Dummier spoke on what Scheinert was like as a child, what it was like to teach him and what she remembers about him as an elementary school student.

“I remember a cute little fourth grade boy,” she said. “With lots of good ideas, but I didn’t treat him any differently than I did all my kids. So, I don’t know what I did that made him say that. I really don’t.”

In the 27 years she has served as a teacher, Dummier spent all but six of those teaching the fourth grade.

“I like fourth grade,” Dummier said. “They’re old enough to be beginning to think, and they still listen to you. Younger than that, you tell them something, and they can’t really think. Fourth graders can, and it’s a remarkable age. I just like them. They spark things and make you think.”

Dummier still spends her days around children and harvesting her love for investing in youth. She still does Cub Scout work with her son who is now 57 years old. She has been working in the cub scouts since he was 9 years old.

“I stay with the cub scout age because that is my favorite,” Dummier said.

When it comes to previous memories of Scheinert, Dummier will always keep fond memories of him and his energetic nature.

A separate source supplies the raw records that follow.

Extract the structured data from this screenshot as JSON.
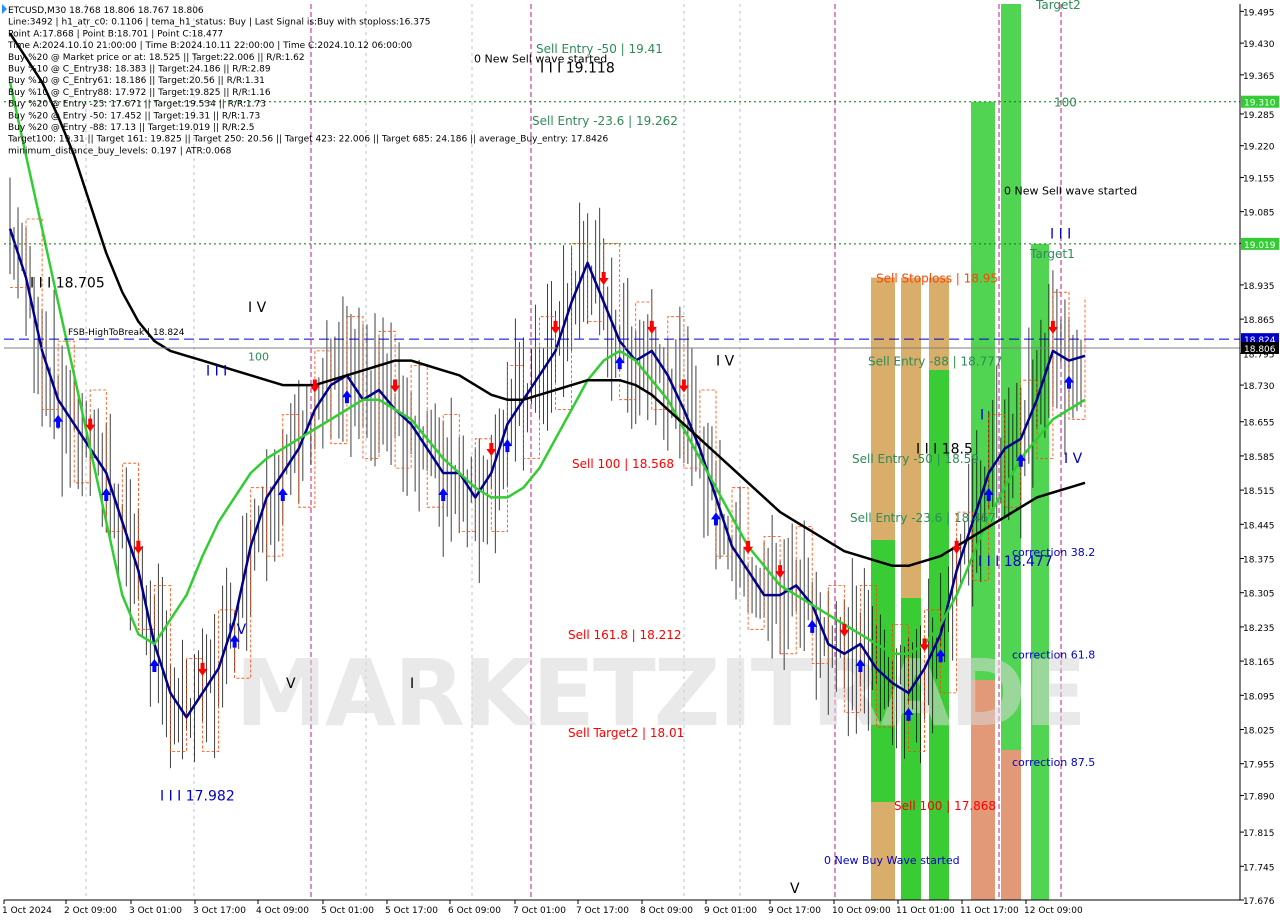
{
  "header": {
    "lines": [
      "ETCUSD,M30  18.768 18.806 18.767 18.806",
      "Line:3492 | h1_atr_c0: 0.1106 | tema_h1_status: Buy | Last Signal is:Buy with stoploss:16.375",
      "Point A:17.868 | Point B:18.701 | Point C:18.477",
      "Time A:2024.10.10 21:00:00 | Time B:2024.10.11 22:00:00 | Time C:2024.10.12 06:00:00",
      "Buy %20 @ Market price or at: 18.525 || Target:22.006 || R/R:1.62",
      "Buy %10 @ C_Entry38: 18.383 || Target:24.186 || R/R:2.89",
      "Buy %10 @ C_Entry61: 18.186 || Target:20.56 || R/R:1.31",
      "Buy %10 @ C_Entry88: 17.972 || Target:19.825 || R/R:1.16",
      "Buy %20 @ Entry -23: 17.671 || Target:19.534 || R/R:1.73",
      "Buy %20 @ Entry -50: 17.452 || Target:19.31 || R/R:1.73",
      "Buy %20 @ Entry -88: 17.13 || Target:19.019 || R/R:2.5",
      "Target100: 19.31 || Target 161: 19.825 || Target 250: 20.56 || Target 423: 22.006 || Target 685: 24.186 || average_Buy_entry: 17.8426",
      "minimum_distance_buy_levels: 0.197 | ATR:0.068"
    ]
  },
  "watermark": "MARKETZITRADE",
  "colors": {
    "bull_candle": "#000000",
    "ma_fast": "#00008b",
    "ma_mid": "#32cd32",
    "ma_slow": "#000000",
    "fractal_line": "#ff4500",
    "level_blue": "#0000cd",
    "level_green": "#008000",
    "zone_green": "#32cd32",
    "zone_orange": "#d2a050",
    "zone_salmon": "#e9967a",
    "separator": "#c71585",
    "arrow_buy": "#0000ff",
    "arrow_sell": "#ff0000"
  },
  "chart_data": {
    "type": "line",
    "symbol": "ETCUSD",
    "timeframe": "M30",
    "ylim": [
      17.676,
      19.51
    ],
    "price_axis": {
      "ticks": [
        "19.495",
        "19.430",
        "19.365",
        "19.285",
        "19.220",
        "19.155",
        "19.085",
        "19.020",
        "18.935",
        "18.865",
        "18.795",
        "18.730",
        "18.655",
        "18.585",
        "18.515",
        "18.445",
        "18.375",
        "18.305",
        "18.235",
        "18.165",
        "18.095",
        "18.025",
        "17.955",
        "17.890",
        "17.815",
        "17.745",
        "17.676"
      ],
      "tick_values": [
        19.495,
        19.43,
        19.365,
        19.285,
        19.22,
        19.155,
        19.085,
        19.02,
        18.935,
        18.865,
        18.795,
        18.73,
        18.655,
        18.585,
        18.515,
        18.445,
        18.375,
        18.305,
        18.235,
        18.165,
        18.095,
        18.025,
        17.955,
        17.89,
        17.815,
        17.745,
        17.676
      ],
      "badges": [
        {
          "text": "19.310",
          "value": 19.31,
          "color": "#32cd32"
        },
        {
          "text": "19.019",
          "value": 19.019,
          "color": "#32cd32"
        },
        {
          "text": "18.824",
          "value": 18.824,
          "color": "#0000cd"
        },
        {
          "text": "18.806",
          "value": 18.806,
          "color": "#000000"
        }
      ]
    },
    "time_axis": {
      "labels": [
        "1 Oct 2024",
        "2 Oct 09:00",
        "3 Oct 01:00",
        "3 Oct 17:00",
        "4 Oct 09:00",
        "5 Oct 01:00",
        "5 Oct 17:00",
        "6 Oct 09:00",
        "7 Oct 01:00",
        "7 Oct 17:00",
        "8 Oct 09:00",
        "9 Oct 01:00",
        "9 Oct 17:00",
        "10 Oct 09:00",
        "11 Oct 01:00",
        "11 Oct 17:00",
        "12 Oct 09:00"
      ]
    },
    "levels": [
      {
        "label": "FSB-HighToBreak | 18.824",
        "value": 18.824,
        "color": "#0000cd",
        "style": "dashed"
      },
      {
        "label": "",
        "value": 19.31,
        "color": "#008000",
        "style": "dotted"
      },
      {
        "label": "",
        "value": 19.019,
        "color": "#008000",
        "style": "dotted"
      },
      {
        "label": "",
        "value": 18.806,
        "color": "#808080",
        "style": "solid"
      }
    ],
    "series": [
      {
        "values": [
          19.05,
          18.95,
          18.8,
          18.7,
          18.65,
          18.6,
          18.55,
          18.45,
          18.35,
          18.2,
          18.1,
          18.05,
          18.1,
          18.15,
          18.25,
          18.4,
          18.5,
          18.55,
          18.6,
          18.68,
          18.73,
          18.75,
          18.7,
          18.72,
          18.68,
          18.65,
          18.6,
          18.55,
          18.55,
          18.5,
          18.55,
          18.65,
          18.7,
          18.75,
          18.8,
          18.9,
          18.98,
          18.9,
          18.82,
          18.78,
          18.8,
          18.75,
          18.68,
          18.6,
          18.5,
          18.4,
          18.35,
          18.3,
          18.3,
          18.32,
          18.28,
          18.2,
          18.18,
          18.2,
          18.15,
          18.12,
          18.1,
          18.15,
          18.22,
          18.35,
          18.45,
          18.55,
          18.6,
          18.62,
          18.7,
          18.8,
          18.78,
          18.79
        ]
      },
      {
        "values": [
          19.35,
          19.2,
          19.05,
          18.9,
          18.75,
          18.6,
          18.45,
          18.3,
          18.22,
          18.2,
          18.25,
          18.3,
          18.38,
          18.45,
          18.5,
          18.55,
          18.58,
          18.6,
          18.62,
          18.64,
          18.66,
          18.68,
          18.7,
          18.7,
          18.68,
          18.66,
          18.62,
          18.58,
          18.55,
          18.52,
          18.5,
          18.5,
          18.52,
          18.56,
          18.62,
          18.68,
          18.74,
          18.78,
          18.8,
          18.78,
          18.74,
          18.7,
          18.64,
          18.58,
          18.52,
          18.46,
          18.4,
          18.36,
          18.32,
          18.3,
          18.28,
          18.26,
          18.24,
          18.22,
          18.2,
          18.18,
          18.18,
          18.2,
          18.24,
          18.3,
          18.38,
          18.46,
          18.52,
          18.58,
          18.62,
          18.66,
          18.68,
          18.7
        ]
      },
      {
        "values": [
          19.45,
          19.4,
          19.35,
          19.28,
          19.2,
          19.1,
          19.0,
          18.92,
          18.86,
          18.82,
          18.8,
          18.79,
          18.78,
          18.77,
          18.76,
          18.75,
          18.74,
          18.73,
          18.73,
          18.73,
          18.74,
          18.75,
          18.76,
          18.77,
          18.78,
          18.78,
          18.77,
          18.76,
          18.75,
          18.73,
          18.71,
          18.7,
          18.7,
          18.71,
          18.72,
          18.73,
          18.74,
          18.74,
          18.74,
          18.73,
          18.71,
          18.68,
          18.65,
          18.62,
          18.59,
          18.56,
          18.53,
          18.5,
          18.47,
          18.45,
          18.43,
          18.41,
          18.39,
          18.38,
          18.37,
          18.36,
          18.36,
          18.37,
          18.38,
          18.4,
          18.42,
          18.44,
          18.46,
          18.48,
          18.5,
          18.51,
          18.52,
          18.53
        ]
      }
    ],
    "zones": [
      {
        "top": 18.95,
        "bottom": 17.676,
        "color": "#d2a050"
      },
      {
        "top": 18.95,
        "bottom": 17.676,
        "color": "#d2a050"
      },
      {
        "top": 18.95,
        "bottom": 17.676,
        "color": "#d2a050"
      },
      {
        "top": 19.31,
        "bottom": 17.676,
        "color": "#32cd32"
      },
      {
        "top": 19.51,
        "bottom": 17.676,
        "color": "#32cd32"
      },
      {
        "top": 19.019,
        "bottom": 17.676,
        "color": "#32cd32"
      }
    ],
    "annotations": [
      {
        "text": "Sell Entry -50 | 19.41",
        "value": 19.41,
        "color": "#2e8b57"
      },
      {
        "text": "0 New Sell wave started",
        "value": 19.39,
        "color": "#000000"
      },
      {
        "text": "I I I 19.118",
        "value": 19.37,
        "color": "#000000"
      },
      {
        "text": "Sell Entry -23.6 | 19.262",
        "value": 19.262,
        "color": "#2e8b57"
      },
      {
        "text": "Target2",
        "value": 19.5,
        "color": "#2e8b57"
      },
      {
        "text": "100",
        "value": 19.3,
        "color": "#2e8b57"
      },
      {
        "text": "0 New Sell wave started",
        "value": 19.12,
        "color": "#000000"
      },
      {
        "text": "I I I",
        "value": 19.03,
        "color": "#0000cd"
      },
      {
        "text": "Target1",
        "value": 18.99,
        "color": "#2e8b57"
      },
      {
        "text": "I I I 18.705",
        "value": 18.93,
        "color": "#000000"
      },
      {
        "text": "I V",
        "value": 18.88,
        "color": "#000000"
      },
      {
        "text": "Sell Stoploss | 18.95",
        "value": 18.94,
        "color": "#ff4500"
      },
      {
        "text": "100",
        "value": 18.78,
        "color": "#2e8b57"
      },
      {
        "text": "I I I",
        "value": 18.75,
        "color": "#0000cd"
      },
      {
        "text": "I V",
        "value": 18.77,
        "color": "#000000"
      },
      {
        "text": "Sell Entry -88 | 18.777",
        "value": 18.77,
        "color": "#2e8b57"
      },
      {
        "text": "I",
        "value": 18.66,
        "color": "#0000cd"
      },
      {
        "text": "Sell 100 | 18.568",
        "value": 18.56,
        "color": "#ff0000"
      },
      {
        "text": "I I I 18.5",
        "value": 18.59,
        "color": "#000000"
      },
      {
        "text": "Sell Entry -50 | 18.59",
        "value": 18.57,
        "color": "#2e8b57"
      },
      {
        "text": "I V",
        "value": 18.57,
        "color": "#0000cd"
      },
      {
        "text": "Sell Entry -23.6 | 18.467",
        "value": 18.45,
        "color": "#2e8b57"
      },
      {
        "text": "correction 38.2",
        "value": 18.38,
        "color": "#0000cd"
      },
      {
        "text": "I I I 18.477",
        "value": 18.36,
        "color": "#0000cd"
      },
      {
        "text": "I V",
        "value": 18.22,
        "color": "#0000cd"
      },
      {
        "text": "Sell 161.8 | 18.212",
        "value": 18.21,
        "color": "#ff0000"
      },
      {
        "text": "correction 61.8",
        "value": 18.17,
        "color": "#0000cd"
      },
      {
        "text": "V",
        "value": 18.11,
        "color": "#000000"
      },
      {
        "text": "I",
        "value": 18.11,
        "color": "#000000"
      },
      {
        "text": "Sell Target2 | 18.01",
        "value": 18.01,
        "color": "#ff0000"
      },
      {
        "text": "correction 87.5",
        "value": 17.95,
        "color": "#0000cd"
      },
      {
        "text": "I I I 17.982",
        "value": 17.88,
        "color": "#0000cd"
      },
      {
        "text": "Sell 100 | 17.868",
        "value": 17.86,
        "color": "#ff0000"
      },
      {
        "text": "0 New Buy Wave started",
        "value": 17.75,
        "color": "#0000cd"
      },
      {
        "text": "V",
        "value": 17.69,
        "color": "#000000"
      }
    ]
  }
}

“He was another active little boy,” Dummier said. “Fourth grade boys can’t keep still. They wiggle, they carry on and they do things. He was extremely bright. He was just a cute kid.”

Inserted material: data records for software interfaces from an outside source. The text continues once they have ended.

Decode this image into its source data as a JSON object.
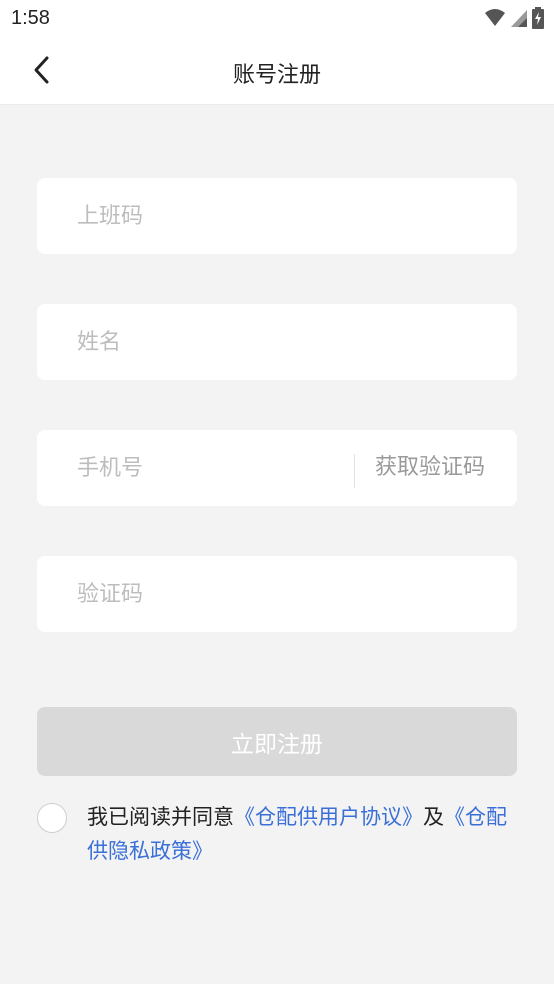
{
  "status_bar": {
    "time": "1:58",
    "icons": [
      "wifi-icon",
      "signal-icon",
      "battery-charging-icon"
    ]
  },
  "header": {
    "back_icon": "chevron-left-icon",
    "title": "账号注册"
  },
  "form": {
    "work_code": {
      "placeholder": "上班码",
      "value": ""
    },
    "name": {
      "placeholder": "姓名",
      "value": ""
    },
    "phone": {
      "placeholder": "手机号",
      "value": ""
    },
    "get_code_label": "获取验证码",
    "verify_code": {
      "placeholder": "验证码",
      "value": ""
    },
    "submit_label": "立即注册"
  },
  "agreement": {
    "checked": false,
    "prefix": "我已阅读并同意",
    "user_agreement": "《仓配供用户协议》",
    "conjunction": "及",
    "privacy_policy": "《仓配供隐私政策》"
  },
  "colors": {
    "background": "#f3f3f3",
    "link": "#3a6fd8",
    "button_disabled": "#d9d9d9",
    "placeholder": "#bdbdbd"
  }
}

Dummier said many of the kids she has taught over the years are all bright children and have gone on to do great things and also spoke to the uniqueness of the film “Everything Everywhere All at Once.”

“I know I have some that are doctors,” Dummier said about previous successful students she has had. “I am so happy for him (Daniel), that he ended up with that dream, and he went to do it. I have a niece that is on Broadway, and she was so delighted that something different got chosen. If everybody was the same you would be bored.”

Dummier has not spoken to Schneinert recently, but said if she could give one message to him, it would be how proud she is of him and his overall success.

“I am tickled to death for him,” Dummier said. “I am proud for him that he wanted to do it and got out there and did it. If you think about it, that’s really something, to think like that, have that dream and go and do it.”